The GM crop itself may also replace other cultivated varieties of the same crop, reducing diversity in the fields.
Even if these fears were well-founded (though scientists have argued they are not), ICRISAT’s groundnut is a prime example of a GM crop that carries very low risk of contamination. The groundnut plant is self-pollinating, which means that it mates with itself. Unlike plants such as wheat, its pollen does not travel to other nearby plants. In fact, during the trials so far, the ICRISAT team observed that pollen wouldn’t even travel a few centimetres away from the plant. “We got lucky,” says Sharma.
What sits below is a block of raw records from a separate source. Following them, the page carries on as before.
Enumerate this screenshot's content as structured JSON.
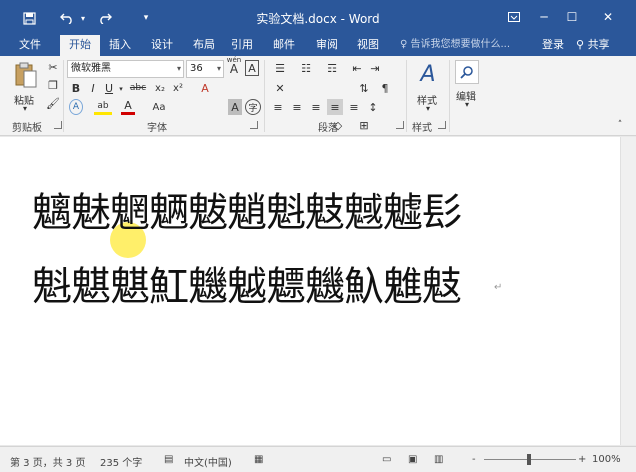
{
  "window": {
    "title": "实验文档.docx - Word",
    "save_icon": "save-icon",
    "undo_icon": "undo-icon",
    "redo_icon": "redo-icon",
    "qat_more": "▾",
    "restore_ribbon_icon": "ribbon-display-icon",
    "minimize": "─",
    "maximize": "☐",
    "close": "✕"
  },
  "tabs": [
    {
      "label": "文件",
      "active": false
    },
    {
      "label": "开始",
      "active": true
    },
    {
      "label": "插入",
      "active": false
    },
    {
      "label": "设计",
      "active": false
    },
    {
      "label": "布局",
      "active": false
    },
    {
      "label": "引用",
      "active": false
    },
    {
      "label": "邮件",
      "active": false
    },
    {
      "label": "审阅",
      "active": false
    },
    {
      "label": "视图",
      "active": false
    }
  ],
  "tell_me": "♀ 告诉我您想要做什么...",
  "login": "登录",
  "share": "共享",
  "ribbon": {
    "clipboard": {
      "paste_label": "粘贴",
      "group_label": "剪贴板"
    },
    "font": {
      "font_name": "微软雅黑",
      "font_size": "36",
      "grow": "A",
      "shrink": "A",
      "change_case": "Aa",
      "clear_format": "A",
      "wen": "wén",
      "char_border": "A",
      "bold": "B",
      "italic": "I",
      "underline": "U",
      "strike": "abc",
      "subscript": "x₂",
      "superscript": "x²",
      "text_effect": "A",
      "highlight": "ab",
      "font_color": "A",
      "size_case": "Aa",
      "char_shade": "A",
      "enclose": "字",
      "group_label": "字体"
    },
    "paragraph": {
      "group_label": "段落"
    },
    "styles": {
      "label": "样式",
      "group_label": "样式"
    },
    "editing": {
      "label": "编辑"
    }
  },
  "document": {
    "line1": "魑魅魍魉魃魈魁鬾魊魖髟",
    "line2": "魁魌魌魟魕魆魒魕魞魋鬾",
    "paragraph_mark": "↵"
  },
  "status": {
    "page": "第 3 页，共 3 页",
    "words": "235 个字",
    "language": "中文(中国)",
    "zoom": "100%",
    "zoom_minus": "-",
    "zoom_plus": "+"
  }
}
Further, there are several instances that show the public sector has been a responsible GM researcher. ICRISAT decided not to pursue genetic modification of the pearl millet because chances of it contaminating wild varieties were high. “Even though there were a lot of opportunities to work with pearl millet, we decided to stop until the regulatory framework was clearer,” says Sharma.
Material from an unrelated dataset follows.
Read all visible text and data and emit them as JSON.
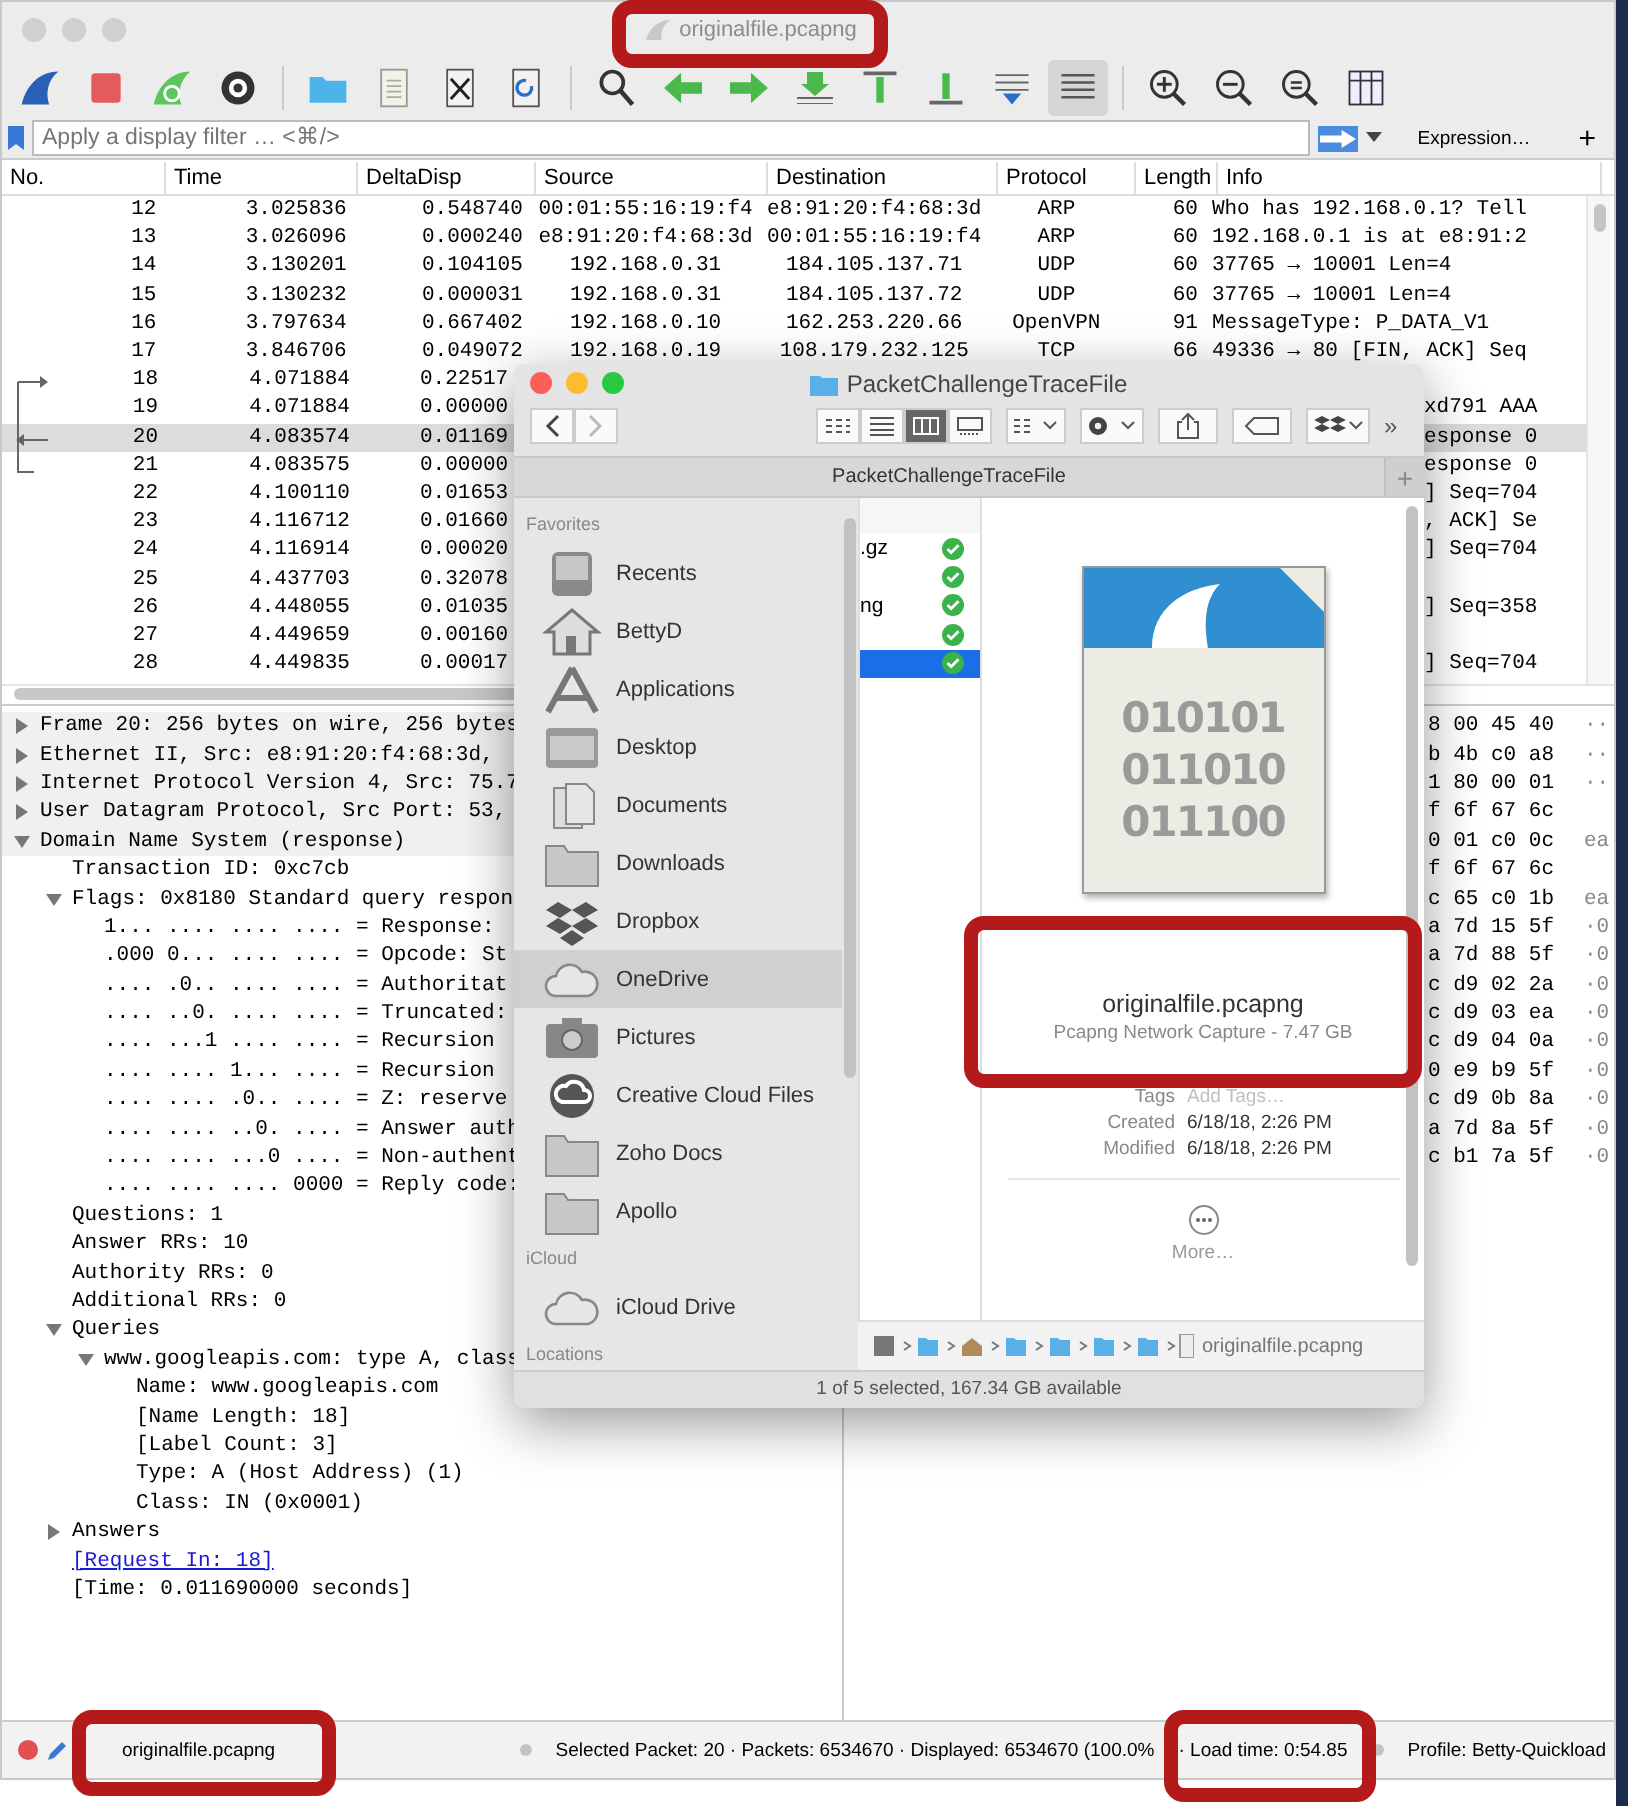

Meanwhile, NABI has branched off into a new line of research, aimed at removing the possibility of GM pollen flow altogether. One way to develop seedless fruits through this approach, for example, would be through grafting. While the rootstock, or lower half of the plant, would be modified genetically, the upper half grafted onto it, or the scion, would be unmodified. The root would then send the chemical signal of seedlessness to the scion, even though the scion would have no genetic modification. “You normally don’t eat the rootstock and it doesn’t make seeds and fruit. So this will control safety issues substantially,” says Rakesh Tuli, director of NABI.
To clump these diverse and well-intended genetic modifications under a homogenous category called ‘GM’ and then to label them ‘unsafe’ would be foolhardy. Each crop needs to be evaluated on a case by case basis. Pental says India is capable of carrying out such stringent biosafety evaluations. “The message is: develop good biosafety protocols and implement these properly. If doubts still persist, carry out post-release monitoring.”
To claim that we cannot introduce GM foods because we do not have the ability to test their biosafety in advance, according to Pental, is “a shameful situation for a country of 1.2 billion people.”